• The task:
Among the lines of the records, count those containing the word "Mostrar", then give the number alone.

• Excerpts from an interface dataset:
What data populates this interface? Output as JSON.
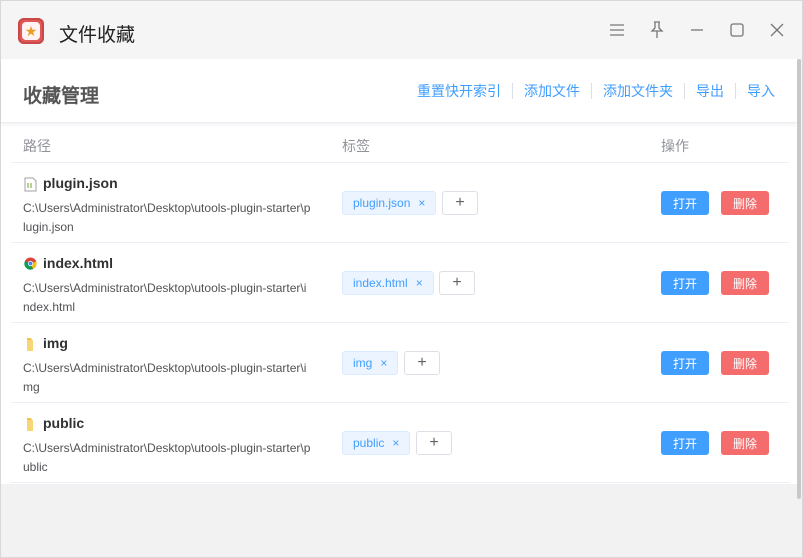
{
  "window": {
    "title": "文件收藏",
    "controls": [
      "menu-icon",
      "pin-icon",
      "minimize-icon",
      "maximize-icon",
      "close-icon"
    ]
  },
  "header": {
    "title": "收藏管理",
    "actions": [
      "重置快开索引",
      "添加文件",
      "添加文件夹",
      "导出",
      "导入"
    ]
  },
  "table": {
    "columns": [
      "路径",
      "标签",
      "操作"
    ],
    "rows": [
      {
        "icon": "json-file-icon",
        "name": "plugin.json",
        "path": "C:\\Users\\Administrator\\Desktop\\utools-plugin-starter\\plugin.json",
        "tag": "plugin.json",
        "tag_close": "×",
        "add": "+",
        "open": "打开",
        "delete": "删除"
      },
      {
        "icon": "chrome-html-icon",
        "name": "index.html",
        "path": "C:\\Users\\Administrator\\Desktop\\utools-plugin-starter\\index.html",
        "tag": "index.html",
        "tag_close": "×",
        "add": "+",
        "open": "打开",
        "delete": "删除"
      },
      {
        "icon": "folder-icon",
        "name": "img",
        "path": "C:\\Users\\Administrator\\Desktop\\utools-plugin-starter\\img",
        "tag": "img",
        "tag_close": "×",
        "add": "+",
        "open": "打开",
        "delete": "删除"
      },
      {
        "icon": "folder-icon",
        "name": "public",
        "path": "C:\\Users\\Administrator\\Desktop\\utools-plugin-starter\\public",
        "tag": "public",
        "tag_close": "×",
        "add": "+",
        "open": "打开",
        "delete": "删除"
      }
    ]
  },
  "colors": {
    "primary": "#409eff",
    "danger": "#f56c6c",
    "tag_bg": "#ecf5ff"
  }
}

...

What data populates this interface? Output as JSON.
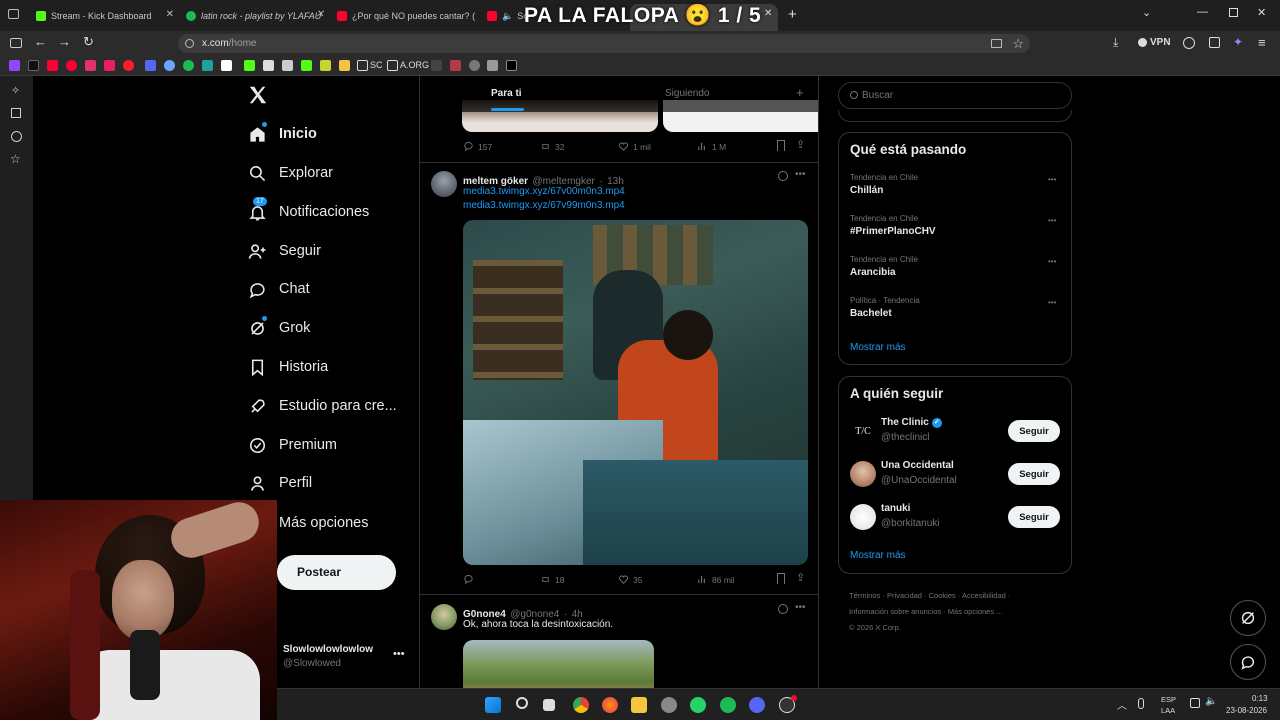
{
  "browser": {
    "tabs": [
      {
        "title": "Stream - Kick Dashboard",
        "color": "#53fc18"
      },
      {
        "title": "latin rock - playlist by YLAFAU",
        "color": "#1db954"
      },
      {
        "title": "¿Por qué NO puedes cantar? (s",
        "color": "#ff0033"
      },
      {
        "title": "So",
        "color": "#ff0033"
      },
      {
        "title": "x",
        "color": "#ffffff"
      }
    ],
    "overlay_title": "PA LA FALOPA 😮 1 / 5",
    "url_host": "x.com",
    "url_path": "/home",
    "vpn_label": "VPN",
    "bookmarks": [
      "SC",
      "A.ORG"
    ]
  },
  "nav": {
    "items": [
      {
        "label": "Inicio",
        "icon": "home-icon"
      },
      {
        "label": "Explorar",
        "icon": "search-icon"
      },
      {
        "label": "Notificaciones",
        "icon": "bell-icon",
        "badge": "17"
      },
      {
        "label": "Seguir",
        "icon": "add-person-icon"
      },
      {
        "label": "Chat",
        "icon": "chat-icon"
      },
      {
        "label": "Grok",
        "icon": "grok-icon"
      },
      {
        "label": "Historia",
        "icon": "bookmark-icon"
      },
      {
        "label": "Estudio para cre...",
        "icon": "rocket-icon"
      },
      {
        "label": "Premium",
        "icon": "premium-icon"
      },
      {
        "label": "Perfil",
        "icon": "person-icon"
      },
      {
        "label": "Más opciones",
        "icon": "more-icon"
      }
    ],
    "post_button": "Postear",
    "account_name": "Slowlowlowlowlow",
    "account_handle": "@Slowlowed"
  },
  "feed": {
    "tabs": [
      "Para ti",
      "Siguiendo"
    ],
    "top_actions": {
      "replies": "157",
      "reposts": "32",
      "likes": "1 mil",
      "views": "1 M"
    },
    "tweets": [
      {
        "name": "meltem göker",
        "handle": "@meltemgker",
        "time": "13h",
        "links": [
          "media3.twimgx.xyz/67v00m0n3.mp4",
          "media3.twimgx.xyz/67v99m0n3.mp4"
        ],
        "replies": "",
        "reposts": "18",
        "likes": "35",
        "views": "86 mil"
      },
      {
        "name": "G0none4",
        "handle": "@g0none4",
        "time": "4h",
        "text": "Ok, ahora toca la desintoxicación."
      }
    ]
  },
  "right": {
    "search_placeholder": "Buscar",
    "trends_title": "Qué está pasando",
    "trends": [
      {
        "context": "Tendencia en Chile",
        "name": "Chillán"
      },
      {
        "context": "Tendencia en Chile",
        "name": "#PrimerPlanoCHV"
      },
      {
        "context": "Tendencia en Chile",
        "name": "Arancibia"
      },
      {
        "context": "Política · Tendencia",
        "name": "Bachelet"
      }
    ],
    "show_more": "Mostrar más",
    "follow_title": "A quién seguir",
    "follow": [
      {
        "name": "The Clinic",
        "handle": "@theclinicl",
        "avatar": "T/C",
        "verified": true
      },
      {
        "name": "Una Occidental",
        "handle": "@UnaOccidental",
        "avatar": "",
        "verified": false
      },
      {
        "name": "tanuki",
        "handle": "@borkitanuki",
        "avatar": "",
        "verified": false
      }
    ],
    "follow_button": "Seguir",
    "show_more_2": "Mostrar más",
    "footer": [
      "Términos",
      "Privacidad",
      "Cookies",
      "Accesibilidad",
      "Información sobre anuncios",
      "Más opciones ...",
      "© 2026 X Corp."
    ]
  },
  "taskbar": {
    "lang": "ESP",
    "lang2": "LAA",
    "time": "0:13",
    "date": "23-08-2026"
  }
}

• Solved problem:
2